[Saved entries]
┄┄┄┄┄┄┄┄┄┄
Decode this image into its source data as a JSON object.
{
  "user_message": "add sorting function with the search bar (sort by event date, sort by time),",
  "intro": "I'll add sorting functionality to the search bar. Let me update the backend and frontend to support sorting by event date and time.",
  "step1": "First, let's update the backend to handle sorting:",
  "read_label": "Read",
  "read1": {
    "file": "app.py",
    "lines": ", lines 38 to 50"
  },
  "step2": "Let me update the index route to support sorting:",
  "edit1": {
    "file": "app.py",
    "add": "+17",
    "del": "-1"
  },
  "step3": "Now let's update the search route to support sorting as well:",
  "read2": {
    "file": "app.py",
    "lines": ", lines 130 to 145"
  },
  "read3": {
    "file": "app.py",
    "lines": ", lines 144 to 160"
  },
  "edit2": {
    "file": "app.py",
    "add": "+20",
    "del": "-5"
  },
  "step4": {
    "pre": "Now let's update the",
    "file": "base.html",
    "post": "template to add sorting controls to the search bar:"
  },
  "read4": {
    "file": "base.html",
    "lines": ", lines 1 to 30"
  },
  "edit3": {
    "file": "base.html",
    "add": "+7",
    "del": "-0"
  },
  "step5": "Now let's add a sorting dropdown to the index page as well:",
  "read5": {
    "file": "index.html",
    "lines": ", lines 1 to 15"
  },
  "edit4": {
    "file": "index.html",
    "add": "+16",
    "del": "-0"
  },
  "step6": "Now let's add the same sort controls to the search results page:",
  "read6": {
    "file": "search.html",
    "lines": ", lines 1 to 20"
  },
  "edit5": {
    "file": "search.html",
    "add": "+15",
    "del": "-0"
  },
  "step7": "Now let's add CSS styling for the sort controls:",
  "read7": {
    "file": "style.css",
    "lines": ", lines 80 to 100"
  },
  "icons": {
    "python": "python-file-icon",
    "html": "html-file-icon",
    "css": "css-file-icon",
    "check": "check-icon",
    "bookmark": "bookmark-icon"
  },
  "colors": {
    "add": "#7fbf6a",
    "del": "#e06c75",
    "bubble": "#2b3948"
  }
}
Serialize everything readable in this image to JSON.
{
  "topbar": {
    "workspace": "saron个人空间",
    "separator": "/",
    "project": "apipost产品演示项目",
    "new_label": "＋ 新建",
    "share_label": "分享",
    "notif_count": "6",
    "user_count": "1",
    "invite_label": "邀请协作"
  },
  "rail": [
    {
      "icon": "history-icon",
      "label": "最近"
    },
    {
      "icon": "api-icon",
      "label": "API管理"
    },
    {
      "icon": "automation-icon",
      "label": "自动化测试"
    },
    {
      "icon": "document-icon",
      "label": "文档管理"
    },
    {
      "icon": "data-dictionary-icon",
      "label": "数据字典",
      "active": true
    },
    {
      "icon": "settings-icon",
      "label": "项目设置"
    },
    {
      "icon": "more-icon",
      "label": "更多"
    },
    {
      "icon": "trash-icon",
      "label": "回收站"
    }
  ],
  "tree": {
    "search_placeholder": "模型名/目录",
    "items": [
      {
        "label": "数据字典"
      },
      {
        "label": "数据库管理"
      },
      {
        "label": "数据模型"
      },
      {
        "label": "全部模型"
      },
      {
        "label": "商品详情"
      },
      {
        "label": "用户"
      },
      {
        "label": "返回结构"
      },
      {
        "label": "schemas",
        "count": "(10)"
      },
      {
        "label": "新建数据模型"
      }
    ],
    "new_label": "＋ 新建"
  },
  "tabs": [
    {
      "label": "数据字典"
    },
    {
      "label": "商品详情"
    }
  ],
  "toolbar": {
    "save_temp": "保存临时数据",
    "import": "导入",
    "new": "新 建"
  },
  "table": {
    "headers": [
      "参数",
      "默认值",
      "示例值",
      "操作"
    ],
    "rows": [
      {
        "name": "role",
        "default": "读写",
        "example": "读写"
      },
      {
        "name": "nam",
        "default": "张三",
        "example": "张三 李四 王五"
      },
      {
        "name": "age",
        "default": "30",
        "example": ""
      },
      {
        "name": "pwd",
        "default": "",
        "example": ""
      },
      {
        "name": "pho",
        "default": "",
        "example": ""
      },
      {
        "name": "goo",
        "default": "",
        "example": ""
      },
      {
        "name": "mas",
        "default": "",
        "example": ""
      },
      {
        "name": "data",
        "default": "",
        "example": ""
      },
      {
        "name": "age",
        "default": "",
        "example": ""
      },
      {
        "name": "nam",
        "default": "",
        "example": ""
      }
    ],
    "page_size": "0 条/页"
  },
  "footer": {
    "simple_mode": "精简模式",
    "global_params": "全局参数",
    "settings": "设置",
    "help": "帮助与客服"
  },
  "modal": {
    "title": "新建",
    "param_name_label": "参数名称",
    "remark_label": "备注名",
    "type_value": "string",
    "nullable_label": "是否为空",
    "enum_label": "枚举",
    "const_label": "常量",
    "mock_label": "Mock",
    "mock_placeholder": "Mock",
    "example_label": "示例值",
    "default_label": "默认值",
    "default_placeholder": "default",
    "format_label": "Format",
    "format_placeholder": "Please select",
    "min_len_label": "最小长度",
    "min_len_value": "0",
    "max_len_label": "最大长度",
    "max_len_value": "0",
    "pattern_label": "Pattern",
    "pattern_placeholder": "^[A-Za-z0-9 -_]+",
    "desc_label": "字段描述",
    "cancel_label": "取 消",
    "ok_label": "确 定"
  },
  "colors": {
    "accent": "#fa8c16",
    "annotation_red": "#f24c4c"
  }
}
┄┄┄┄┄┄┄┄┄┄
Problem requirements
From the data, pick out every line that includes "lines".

Reply to the task
    "lines": ", lines 38 to 50"
    "lines": ", lines 130 to 145"
    "lines": ", lines 144 to 160"
    "lines": ", lines 1 to 30"
    "lines": ", lines 1 to 15"
    "lines": ", lines 1 to 20"
    "lines": ", lines 80 to 100"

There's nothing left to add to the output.